Coinciding with the lockdown imposed across the UK on the 23rd March, all Courts across Scotland were closed to routine business. Hub Courts were assigned for each Sheriffdom - across the ten Courts of Tayside, Central and Fife, only two hub Courts were designated, and those two Courts are dealing only with designated "emergency" business, for example dealing with those arrested and held in custody, and applications for protective orders for either person or property, where the solicitor has been able to satisfy the Court that there is sufficient urgency.
What this has meant is that all routine business, in every Court across Scotland, has been paused, and either sisted (frozen) or has been continued until late summer.
As we start to see green shoots emerging and what the new normal will mean for business, it is understandable that many employees will be worried about the potential changes and significant threat to their future employment.
Companies are going to have to adapt their practices and procedures to suit the current situation, but will also need to ensure the practicalities around this and their business continuity and viability. This could potentially mean a cut in workforce, at least for the short term whilst the world gets back to normal.
Macnabs Managing Partner, Ruth Croman, has recently been accredited by FLAGS as a Family Law Arbitrator. A well-respected family lawyer, Ruth is a member of the Family Law Association, Consensus Collaboration Scotland and is accredited as a Specialist in both Family Law and Child Law. Macnabs boasts one of the most experienced and highly qualified teams of family law solicitors in Perthshire and Tayside.
Arbitration is an alternative method of dispute resolution, where the parties involved choose to appoint an impartial family arbitrator to resolve their family problems, outside of the Courts. It is an ideal approach for people who want to resolve a family dispute without the delay and expense of the court process, especially in the current challenging climate where the Courts are currently effectively closed for all but urgent cases due to the COVID-19 pandemic.
The coronavirus pandemic has led to wide-ranging changes across the country and the property industry is facing it’s own particular challenges.

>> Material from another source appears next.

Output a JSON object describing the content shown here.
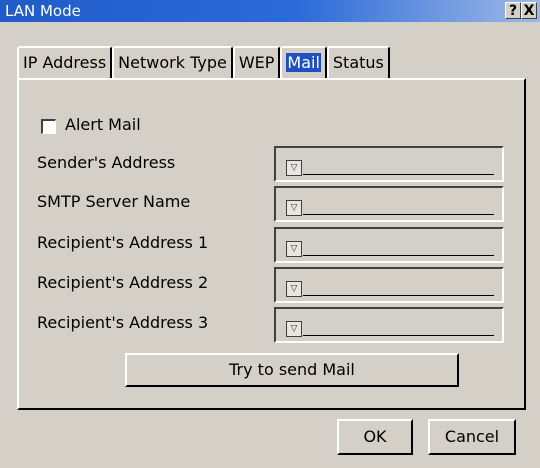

The message in Scotland is still to “Stay At Home’ and many landlords are no doubt struggling with the impact this is having. Thousands of businesses will be working with limited capacity and limited income, causing problems with their cash flow, which will in turn impact on the ability to pay rent at the same rate. Likewise, with 6.3 million people temporarily laid off by 800,000 companies and nearly a quarter of British employees furloughed in the last fortnight, according to HMRC, domestic rent will be a struggle for many.